• The STEMS project is about exploiting the new concept that has been recently introduced by the PI and his co-workers, namely the self-control of the spatial quality of optical beams in multimode nonlinear optical fibers. This concept will enable a breakthrough technology, capable of delivering high-energy optical pulses with high-average powers and much higher beam quality from fiber lasers than what is possible today. High-power fiber lasers are largely limited by transverse mode instabilities, and the loss of beam quality in delivery fibers. 

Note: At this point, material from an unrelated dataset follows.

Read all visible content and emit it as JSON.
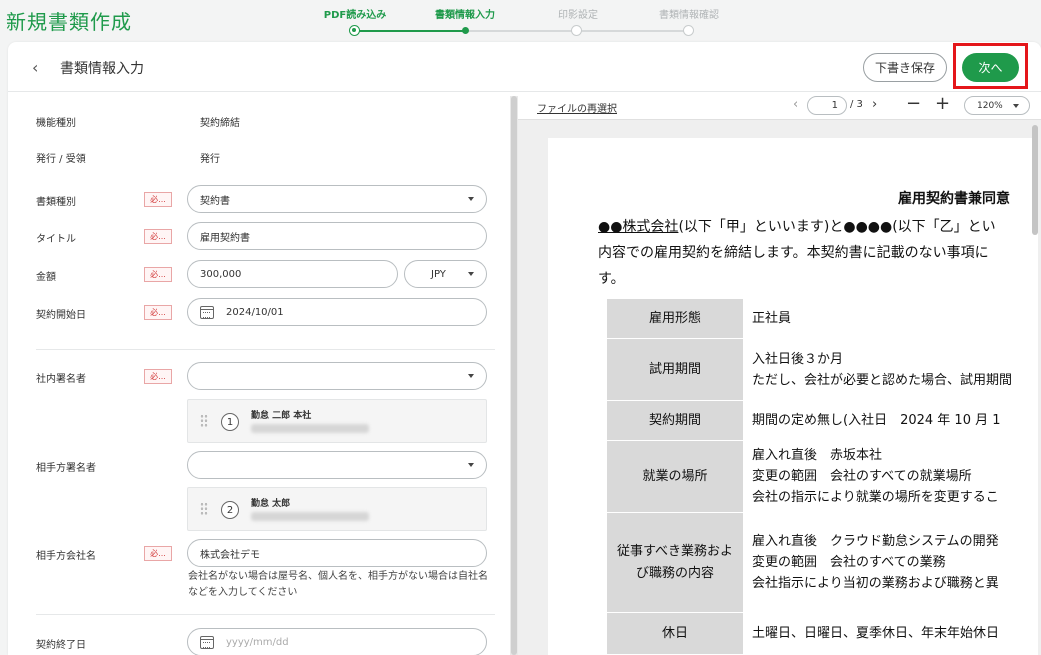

  • Optical fibers provide the backbone of today‚Äôs internet communication networks, and enable compact, low cost light sources for a variety of industrial and biomedical applications. In most of these applications, single-mode fibers are used. Replacing single-mode fibers with multimode fibers leads to a dramatic growth of transmission capacity, and a substantial increase of average power and pulse energy from fiber lasers. However, because of spatial dispersion and resulting mode interference, multimode fibers suffer from an inherent randomization of the spatial transverse beam profile, leading to a beam scrambling in a complex speckled pattern. Our approach is to exploit the intensity dependent refractive index, or Kerr nonlinearity, of glass fibers to recover the beam quality of a multimode wave, and compensate for temporal modal dispersion.
  • First, we shall develop methods to control fiber nonlinearity, to compensate for temporal and spatial dispersion, thus preventing information spreading in the temporal domain, and beam quality loss in the spatial domain. Second, by adding rare-earth dopants to multimode fibers, we will demonstrate self-control of modal dispersion and beam quality in active multimode fibers. Third, via the spatio-temporal control of beam propagation, we will introduce a new fast saturable absorber mechanism for the mode-locking of high-power fiber lasers, analogous to Kerr-lens mode-locking with bulk crystals.